### WHAT IS REQUIRED
If a line in the records below contains "this", copy that line.

### RECORDED INFORMATION
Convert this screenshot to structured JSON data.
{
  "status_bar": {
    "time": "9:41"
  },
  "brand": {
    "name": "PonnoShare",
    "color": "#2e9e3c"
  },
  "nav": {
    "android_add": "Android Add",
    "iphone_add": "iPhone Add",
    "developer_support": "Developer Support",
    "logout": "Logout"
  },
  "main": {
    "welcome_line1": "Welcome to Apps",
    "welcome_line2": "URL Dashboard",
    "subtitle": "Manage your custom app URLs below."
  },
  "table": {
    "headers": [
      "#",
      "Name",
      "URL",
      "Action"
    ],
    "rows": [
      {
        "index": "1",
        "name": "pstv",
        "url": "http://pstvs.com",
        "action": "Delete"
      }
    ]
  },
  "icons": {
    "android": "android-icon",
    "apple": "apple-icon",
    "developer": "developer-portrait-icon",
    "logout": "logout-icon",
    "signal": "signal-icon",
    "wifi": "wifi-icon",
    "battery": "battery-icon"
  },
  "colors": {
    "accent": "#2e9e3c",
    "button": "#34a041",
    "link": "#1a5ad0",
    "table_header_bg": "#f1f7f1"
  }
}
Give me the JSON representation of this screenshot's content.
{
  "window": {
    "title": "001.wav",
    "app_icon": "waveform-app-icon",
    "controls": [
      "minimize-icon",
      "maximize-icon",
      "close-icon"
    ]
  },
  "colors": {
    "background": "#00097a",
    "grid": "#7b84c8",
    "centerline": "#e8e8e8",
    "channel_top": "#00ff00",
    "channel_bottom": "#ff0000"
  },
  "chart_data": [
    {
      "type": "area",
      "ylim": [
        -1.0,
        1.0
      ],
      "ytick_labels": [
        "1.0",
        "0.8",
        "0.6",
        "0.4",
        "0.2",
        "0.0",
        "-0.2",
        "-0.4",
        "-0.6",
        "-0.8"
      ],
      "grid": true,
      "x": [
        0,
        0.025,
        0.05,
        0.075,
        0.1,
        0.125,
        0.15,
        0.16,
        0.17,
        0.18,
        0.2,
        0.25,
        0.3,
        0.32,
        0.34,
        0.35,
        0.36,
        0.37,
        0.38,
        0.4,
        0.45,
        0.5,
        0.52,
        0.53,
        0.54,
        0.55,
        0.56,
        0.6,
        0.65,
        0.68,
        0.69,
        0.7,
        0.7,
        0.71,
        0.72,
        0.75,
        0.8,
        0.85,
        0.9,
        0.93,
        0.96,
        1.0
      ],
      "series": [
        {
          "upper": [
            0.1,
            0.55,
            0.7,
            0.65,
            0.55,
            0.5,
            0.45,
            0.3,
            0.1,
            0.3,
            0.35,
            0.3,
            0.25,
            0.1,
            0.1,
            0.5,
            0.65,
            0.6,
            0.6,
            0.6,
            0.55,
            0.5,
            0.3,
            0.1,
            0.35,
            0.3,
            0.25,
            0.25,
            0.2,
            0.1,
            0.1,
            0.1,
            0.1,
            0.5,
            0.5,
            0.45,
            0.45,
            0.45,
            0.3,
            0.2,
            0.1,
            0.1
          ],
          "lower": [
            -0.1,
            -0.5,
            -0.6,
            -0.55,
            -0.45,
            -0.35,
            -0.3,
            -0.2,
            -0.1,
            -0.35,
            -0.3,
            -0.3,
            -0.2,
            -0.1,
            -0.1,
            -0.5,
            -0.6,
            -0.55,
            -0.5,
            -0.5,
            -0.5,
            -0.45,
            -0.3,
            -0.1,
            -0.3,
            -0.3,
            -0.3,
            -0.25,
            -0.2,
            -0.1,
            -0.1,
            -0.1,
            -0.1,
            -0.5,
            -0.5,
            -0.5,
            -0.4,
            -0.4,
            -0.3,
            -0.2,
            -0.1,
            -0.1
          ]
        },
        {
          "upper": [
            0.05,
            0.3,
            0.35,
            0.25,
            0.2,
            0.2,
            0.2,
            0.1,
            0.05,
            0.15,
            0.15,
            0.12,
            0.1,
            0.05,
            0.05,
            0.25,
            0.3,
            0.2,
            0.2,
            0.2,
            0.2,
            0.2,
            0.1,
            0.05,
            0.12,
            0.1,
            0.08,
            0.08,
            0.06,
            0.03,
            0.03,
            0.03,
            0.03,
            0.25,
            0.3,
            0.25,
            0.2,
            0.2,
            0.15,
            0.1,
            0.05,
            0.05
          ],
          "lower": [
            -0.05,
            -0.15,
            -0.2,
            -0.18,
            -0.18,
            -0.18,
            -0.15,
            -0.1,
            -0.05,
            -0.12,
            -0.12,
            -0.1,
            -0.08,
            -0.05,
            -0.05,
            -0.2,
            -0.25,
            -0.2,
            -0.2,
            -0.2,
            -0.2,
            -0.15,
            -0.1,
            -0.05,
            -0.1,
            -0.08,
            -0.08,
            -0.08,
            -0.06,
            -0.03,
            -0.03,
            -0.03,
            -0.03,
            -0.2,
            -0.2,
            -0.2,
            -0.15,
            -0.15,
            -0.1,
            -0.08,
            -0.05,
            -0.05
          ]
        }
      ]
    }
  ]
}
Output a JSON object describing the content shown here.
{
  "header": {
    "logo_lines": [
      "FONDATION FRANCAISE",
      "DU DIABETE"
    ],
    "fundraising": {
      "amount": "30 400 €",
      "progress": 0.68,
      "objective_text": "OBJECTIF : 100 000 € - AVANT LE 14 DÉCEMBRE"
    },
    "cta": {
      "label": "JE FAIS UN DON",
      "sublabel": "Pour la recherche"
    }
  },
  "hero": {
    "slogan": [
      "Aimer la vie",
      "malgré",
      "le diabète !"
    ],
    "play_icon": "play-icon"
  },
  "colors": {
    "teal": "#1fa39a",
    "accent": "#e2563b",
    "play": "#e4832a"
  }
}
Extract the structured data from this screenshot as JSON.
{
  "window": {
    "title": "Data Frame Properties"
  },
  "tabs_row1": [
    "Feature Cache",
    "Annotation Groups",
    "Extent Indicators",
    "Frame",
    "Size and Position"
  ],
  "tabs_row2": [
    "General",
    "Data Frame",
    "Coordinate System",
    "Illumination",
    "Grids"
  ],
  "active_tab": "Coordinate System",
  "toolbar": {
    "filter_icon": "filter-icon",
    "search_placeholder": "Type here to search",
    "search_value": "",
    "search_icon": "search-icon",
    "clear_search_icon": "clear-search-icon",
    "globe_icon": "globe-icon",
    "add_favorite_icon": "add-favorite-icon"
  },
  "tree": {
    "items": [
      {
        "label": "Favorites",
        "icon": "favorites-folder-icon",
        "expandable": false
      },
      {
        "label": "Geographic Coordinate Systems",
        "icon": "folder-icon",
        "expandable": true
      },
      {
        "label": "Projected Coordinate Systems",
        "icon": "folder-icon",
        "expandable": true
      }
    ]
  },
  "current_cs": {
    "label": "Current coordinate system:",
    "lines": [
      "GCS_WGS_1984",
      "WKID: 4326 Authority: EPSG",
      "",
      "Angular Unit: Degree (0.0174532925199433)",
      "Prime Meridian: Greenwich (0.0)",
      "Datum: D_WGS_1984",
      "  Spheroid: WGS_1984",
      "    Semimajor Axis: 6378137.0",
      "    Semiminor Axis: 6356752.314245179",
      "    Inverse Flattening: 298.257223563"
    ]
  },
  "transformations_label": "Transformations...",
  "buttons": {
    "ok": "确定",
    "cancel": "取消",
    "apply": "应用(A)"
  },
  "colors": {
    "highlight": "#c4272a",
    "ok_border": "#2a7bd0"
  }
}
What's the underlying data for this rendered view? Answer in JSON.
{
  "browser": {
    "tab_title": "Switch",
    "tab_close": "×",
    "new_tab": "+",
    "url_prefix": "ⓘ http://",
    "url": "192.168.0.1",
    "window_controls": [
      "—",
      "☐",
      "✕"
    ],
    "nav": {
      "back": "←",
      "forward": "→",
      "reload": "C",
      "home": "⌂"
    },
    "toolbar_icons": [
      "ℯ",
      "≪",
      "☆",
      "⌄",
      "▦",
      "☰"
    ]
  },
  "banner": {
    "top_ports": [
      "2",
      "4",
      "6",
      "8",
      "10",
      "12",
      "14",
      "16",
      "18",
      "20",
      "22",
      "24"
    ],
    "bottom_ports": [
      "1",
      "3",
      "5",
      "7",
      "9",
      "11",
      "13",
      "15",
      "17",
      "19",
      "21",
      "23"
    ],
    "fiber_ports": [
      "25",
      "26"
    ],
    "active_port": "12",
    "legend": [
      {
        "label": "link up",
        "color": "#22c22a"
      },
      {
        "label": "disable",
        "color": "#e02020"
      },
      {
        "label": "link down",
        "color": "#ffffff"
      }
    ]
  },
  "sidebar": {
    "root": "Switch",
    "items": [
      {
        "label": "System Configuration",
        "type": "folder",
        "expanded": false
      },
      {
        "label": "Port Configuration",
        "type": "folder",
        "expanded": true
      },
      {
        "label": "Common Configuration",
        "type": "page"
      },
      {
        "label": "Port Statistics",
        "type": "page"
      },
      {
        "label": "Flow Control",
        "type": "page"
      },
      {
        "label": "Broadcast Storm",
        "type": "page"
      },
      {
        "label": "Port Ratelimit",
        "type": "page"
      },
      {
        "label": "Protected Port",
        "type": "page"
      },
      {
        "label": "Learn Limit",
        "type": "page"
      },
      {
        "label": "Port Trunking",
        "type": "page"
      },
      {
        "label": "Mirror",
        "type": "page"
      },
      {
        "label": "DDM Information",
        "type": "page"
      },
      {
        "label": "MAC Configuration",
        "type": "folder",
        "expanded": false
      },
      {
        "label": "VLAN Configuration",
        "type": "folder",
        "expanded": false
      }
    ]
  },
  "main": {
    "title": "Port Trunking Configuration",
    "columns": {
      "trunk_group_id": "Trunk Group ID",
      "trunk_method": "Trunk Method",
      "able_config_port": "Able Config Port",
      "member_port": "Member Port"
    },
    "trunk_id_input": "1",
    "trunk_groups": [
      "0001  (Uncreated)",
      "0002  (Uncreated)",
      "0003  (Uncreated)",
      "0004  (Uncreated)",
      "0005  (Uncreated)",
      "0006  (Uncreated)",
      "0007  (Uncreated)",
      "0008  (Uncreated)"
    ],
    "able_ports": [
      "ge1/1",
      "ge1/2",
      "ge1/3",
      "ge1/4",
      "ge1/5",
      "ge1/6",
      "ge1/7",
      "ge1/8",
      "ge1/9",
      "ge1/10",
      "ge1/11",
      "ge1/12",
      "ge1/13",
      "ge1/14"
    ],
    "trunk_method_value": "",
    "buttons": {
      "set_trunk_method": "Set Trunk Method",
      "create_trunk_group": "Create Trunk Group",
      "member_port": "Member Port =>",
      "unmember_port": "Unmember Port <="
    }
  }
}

### WRITTEN REPLY
Convert this screenshot to structured JSON data.
Give me the JSON representation of this screenshot's content.
Extract the structured data from this screenshot as JSON.
What's the underlying data for this rendered view? Answer in JSON.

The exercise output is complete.